I was thinking about why I am celibate. It’s good to revisit something like this.
I originally asked God in 1976 if I could be celibate. I was 24 and inspired by the possibility of being like Francis of Assisi and following Jesus the Lamb wherever he went. To me it was the highest way and I didn’t want to opt for anything less. Call it youthful ambition perhaps, but there you are.
I also felt that I could hack it. I had been engaged and we ended it, so I knew something of such an attachment. I definitely was not interested in having children, or devoting a large part of my capacity to raising a family. I wanted to be free to serve God, though what that would entail I had little idea. But my prayer was one of those that shoots through the ceiling and you know it’s got through.
So it was not really a surprise when my prayer was answered. Brethren sensed my calling, and one or two things I read confirmed it to me.
I made no vow then, but just accepted that I was celibate. I felt free of the game of looking at women (sisters) as possible partners, and pressed on with life in community.
I was given the virtue name Single Hearted – more interesting than Denholm-Young, and it was plain sailing for the first 20 years or so. Community was quite segregated and there was limited casual interaction between brothers and sisters. While being rather austere, it made celibacy simpler.
It took me a while to accept wearing a silver ring – what would my parents think? But since 1987 I have worn one and never taken it off.
I did have a couple of short experiences of falling for people that passed off quite quickly, and then in the third decade I had a more serious heart struggle over someone that I found myself alongside, but nothing was said and again I managed to let go and it blew over. The fourth decade – that’s another story for another time.
Back to my reasons for being celibate.

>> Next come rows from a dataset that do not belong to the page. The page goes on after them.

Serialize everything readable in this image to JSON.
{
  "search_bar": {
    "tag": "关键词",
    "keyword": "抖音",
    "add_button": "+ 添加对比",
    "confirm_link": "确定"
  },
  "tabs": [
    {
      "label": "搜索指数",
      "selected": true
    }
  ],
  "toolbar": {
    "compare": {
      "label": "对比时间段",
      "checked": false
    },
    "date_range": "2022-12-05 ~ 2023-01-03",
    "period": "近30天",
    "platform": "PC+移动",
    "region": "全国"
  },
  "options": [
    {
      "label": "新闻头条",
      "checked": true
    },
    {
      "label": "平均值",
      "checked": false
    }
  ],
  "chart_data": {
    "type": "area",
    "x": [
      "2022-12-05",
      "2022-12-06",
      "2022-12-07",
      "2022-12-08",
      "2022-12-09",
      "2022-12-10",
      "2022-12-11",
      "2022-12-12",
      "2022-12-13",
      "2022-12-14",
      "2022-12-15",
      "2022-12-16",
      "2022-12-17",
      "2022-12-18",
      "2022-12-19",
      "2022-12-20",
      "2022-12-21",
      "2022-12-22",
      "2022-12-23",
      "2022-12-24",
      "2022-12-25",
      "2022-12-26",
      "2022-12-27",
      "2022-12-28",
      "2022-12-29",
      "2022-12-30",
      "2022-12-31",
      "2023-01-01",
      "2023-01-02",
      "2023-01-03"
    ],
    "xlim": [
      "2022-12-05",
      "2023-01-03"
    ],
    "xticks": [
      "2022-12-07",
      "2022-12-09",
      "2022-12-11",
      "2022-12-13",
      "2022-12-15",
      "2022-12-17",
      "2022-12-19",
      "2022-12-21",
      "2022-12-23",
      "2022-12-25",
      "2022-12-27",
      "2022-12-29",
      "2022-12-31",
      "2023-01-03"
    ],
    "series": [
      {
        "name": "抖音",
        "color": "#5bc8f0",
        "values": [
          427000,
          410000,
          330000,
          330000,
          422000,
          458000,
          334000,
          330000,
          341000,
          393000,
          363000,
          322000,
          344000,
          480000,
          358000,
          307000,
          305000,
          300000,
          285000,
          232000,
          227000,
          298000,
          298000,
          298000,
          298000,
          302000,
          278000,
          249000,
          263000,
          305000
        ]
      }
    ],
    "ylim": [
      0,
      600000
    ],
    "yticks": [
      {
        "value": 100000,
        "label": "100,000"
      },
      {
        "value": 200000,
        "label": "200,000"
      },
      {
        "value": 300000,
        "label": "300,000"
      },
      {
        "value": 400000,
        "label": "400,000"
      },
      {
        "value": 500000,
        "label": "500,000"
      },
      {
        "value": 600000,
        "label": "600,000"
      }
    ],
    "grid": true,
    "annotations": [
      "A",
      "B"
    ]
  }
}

Quite early on I started enjoying spiritual fathering, finding sons, and some daughters, that I could train. That remains a wonderful motive for being celibate. They grow up faster than natural kids, and you get grandchildren pretty soon too. They become your crown and joy, and even the delinquent ones continue to be in your heart.
God keeps showing me that celibacy gives the freedom to love widely, rather than being limited to a wife and children, and then what’s left over for others. That makes marriage sound like a mean affair, and in fact it knocks a lot of selfishness out of people, while celibates like me can be quite selfish in their freedom if they are not careful. But I do enjoy being available to love the poor (especially at the Jesus Centre drop-in), my natural sister, my community house family including children, friends near and far, people I bump into randomly, or meet in evangelism. Plus I can love nature on mountains or in the back garden (I’m well known for liking bugs); it can be a real empathy.
And of course there is more time and freedom to seek and love God. I call it sitting by the sea when I go down the cellar or somewhere quiet and take time with him. I may pray or write verses or just be still (my weakest one). I can check my own heart, meditate, find prophetic insight, pursue a theme, and so on. I have scope to study scripture and read, to fast, to walk in the night. I’m free to waste time too, so it’s a responsibility.
Celibacy is an offering to God. One of the strongest words I ever heard from God was at a big event the church had in the early 90′s. I realised how much it had cost us so far to build, and it brought me to tears in the Spirit as I heard God say ‘I have made you (to be) an offering’. We are corporately a living sacrifice to him, and celibacy is a particular expression of this, an offering of love to him who first loved us and called us to be part of his bride. It is painful at times, but rich.
Celibates love Jesus. Now that does not instantly float my boat; after all he is a man, albeit a majestic man and an incomparable role model. But my images are of a bearded man with long hair (did he?) and a long white robe. I love him for what he did for me, but not for looking like that. However, he made it clear that we can love him in ways other than singing soppy songs with tearful eyes. Sorry – I do get moved by songs once in a while, and of course manly David loved God in song and prayer. His presence brings me to unsentimental tears.
He said ‘If you love me, keep my commandments’, so obedience is loving him. And his new command was to love one another, so I love Jesus by loving my brethren and being there for them. I also love him by doing good to ‘the least of these my brethren’ (Matthew 25.40) and meeting the needs of the poor and rejected. For Peter to love him meant to feed Jesus’ sheep, and as a pastor I must do that too; celibacy helps me have capacity. Plus I guess that to advance the kingdom with gifts and the gospel is to love Jesus. So there are lots of ways that I can work it out.
There is a theme that I return to, which is the quest of the human heart for union. The fall and our physical limitations leave us essentially lonely. We are made in the image of the triune God and so we long for oneness with others while still being ourselves. Even marriage with its intimacy can be an elusive reaching for the union of being that we are made for (I have known a taste of it, sublime but still limited). Celibacy is one path in the quest, loving many, exploring how to love God and to know him more.
We shall only find our full home and consummation of union in glory, but for now our hearts draw us on after Jesus.